Of course, Chouw is able to thumb his nose a little at the establishment in a few photographs - one of them caught a moment when a constable, policing the rally, has his cap drawn over his eyes, appearing both absurdly cartoon-like and faceless. In another picture, Chouw wanders from the SDA rally to a PAP rally, where the annoyed, humourless people waving him away contrast sharply with the exuberant SDA throngs of the neighboring pictures.

But Chouw offers no titles, no dates, no clues as to at what point Chiam's victory was declared - only a scene of decampment after the rally, as the stainless steel cubicle goes down. There's a sense of anticlimax at the end of the circuit, as we return to the door of the gallery. We're driven to return to the other photographs, reluctant to have our memories of the election end on such an unfulfilling note.
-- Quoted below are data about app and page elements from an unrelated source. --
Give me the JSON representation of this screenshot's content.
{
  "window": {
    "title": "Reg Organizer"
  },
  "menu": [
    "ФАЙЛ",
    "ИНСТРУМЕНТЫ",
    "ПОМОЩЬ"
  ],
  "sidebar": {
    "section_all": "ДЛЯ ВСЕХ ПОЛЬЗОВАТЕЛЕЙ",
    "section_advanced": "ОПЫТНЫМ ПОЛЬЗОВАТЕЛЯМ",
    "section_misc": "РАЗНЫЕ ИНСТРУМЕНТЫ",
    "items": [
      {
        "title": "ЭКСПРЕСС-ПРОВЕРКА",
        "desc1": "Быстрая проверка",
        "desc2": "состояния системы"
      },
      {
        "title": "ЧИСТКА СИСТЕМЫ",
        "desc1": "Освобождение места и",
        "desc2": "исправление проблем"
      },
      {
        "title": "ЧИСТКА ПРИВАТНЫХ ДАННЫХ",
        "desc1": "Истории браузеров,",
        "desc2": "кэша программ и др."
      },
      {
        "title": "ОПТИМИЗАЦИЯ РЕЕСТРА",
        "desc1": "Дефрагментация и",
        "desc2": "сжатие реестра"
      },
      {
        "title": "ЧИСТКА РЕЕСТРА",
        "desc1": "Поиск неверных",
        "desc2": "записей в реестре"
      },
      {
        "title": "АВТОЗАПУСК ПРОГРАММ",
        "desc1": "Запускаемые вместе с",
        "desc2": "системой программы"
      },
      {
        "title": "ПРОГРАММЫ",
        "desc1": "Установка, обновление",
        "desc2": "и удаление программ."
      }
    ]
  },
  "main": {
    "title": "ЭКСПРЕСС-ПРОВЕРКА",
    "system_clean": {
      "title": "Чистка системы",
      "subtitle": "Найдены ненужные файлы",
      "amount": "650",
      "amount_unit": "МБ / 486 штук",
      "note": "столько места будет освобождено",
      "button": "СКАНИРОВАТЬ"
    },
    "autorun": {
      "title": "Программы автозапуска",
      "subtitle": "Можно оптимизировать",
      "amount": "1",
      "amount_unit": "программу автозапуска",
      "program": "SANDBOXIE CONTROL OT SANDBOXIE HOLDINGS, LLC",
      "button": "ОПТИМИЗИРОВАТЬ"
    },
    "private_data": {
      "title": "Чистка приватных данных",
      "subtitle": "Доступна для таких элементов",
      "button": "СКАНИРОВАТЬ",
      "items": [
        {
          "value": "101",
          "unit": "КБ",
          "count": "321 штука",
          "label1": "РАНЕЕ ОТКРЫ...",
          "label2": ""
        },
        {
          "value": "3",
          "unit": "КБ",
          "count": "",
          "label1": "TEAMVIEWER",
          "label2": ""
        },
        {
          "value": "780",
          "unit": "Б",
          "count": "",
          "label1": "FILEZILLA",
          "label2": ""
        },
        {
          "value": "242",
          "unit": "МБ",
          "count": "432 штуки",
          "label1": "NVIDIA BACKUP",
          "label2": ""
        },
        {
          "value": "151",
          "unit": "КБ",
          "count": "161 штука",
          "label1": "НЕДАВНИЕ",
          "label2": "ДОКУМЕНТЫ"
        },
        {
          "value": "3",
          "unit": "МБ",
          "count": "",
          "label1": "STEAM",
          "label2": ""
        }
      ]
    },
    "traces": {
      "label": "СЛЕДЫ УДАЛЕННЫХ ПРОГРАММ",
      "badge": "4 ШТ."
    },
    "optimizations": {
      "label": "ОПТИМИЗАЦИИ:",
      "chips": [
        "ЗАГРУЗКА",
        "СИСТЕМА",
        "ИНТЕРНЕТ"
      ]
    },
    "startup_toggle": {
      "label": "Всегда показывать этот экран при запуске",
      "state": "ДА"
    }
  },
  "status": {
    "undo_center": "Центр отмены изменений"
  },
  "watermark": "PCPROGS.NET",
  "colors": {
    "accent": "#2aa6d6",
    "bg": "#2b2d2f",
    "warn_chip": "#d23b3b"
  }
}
Forty-five minutes late, Chiam See Tong finally arrives to our reception, apologetic, having driven his car all around the Substation in fruitless search for a parking space. He says a few uneasy words, clearly unused to honouring arts events, and unveils a picture on the far end of the wall. The photograph shows a child with a sign reading, "I'd vote SDA if I was older."

It's at this point that I realise the significance of the title of 6ixth. Yes, a sixth consecutive win is a triumph, but it's only a return to the status quo. The MP seat been a dead end for Chiam's political career - in a PAP-dominated government, he's unable to rise any higher in parliament, to effect more than nominal change. He's become largely tolerated as a harmless presence by the ruling party, which nonetheless strives harder every five years to eradicate him from his turf.

He's been fighting this fight since 1984, and he's 71 years old this year. When that child turns 21, will the SDA still have a candidate in Potong Pasir?

In the photographic series and in person, Mr Chiam does not come across as exhausted. But he moves slowly, carefully, like the old man he has become. He has a limited time ahead of him for his work, but he continues earnestly, holding his seat, staying there so that people may have a figure to believe in.

Before I leave the gallery, I look again at the publicity poster, derived from one of the portraits of Chiam See Tong, on his cellphone at night, on a void deck bench, organising for the campaign. He is full-bodied but distanced from the camera, and his face and body are turned away. Sitting there alone, he could be any one of us.

1 comment:

Readymade said...

You've excellent timing :) Jeff's posted the photos from 6ixth online on his site, and Tan Pin Pin just linked to them:

Jeff's site: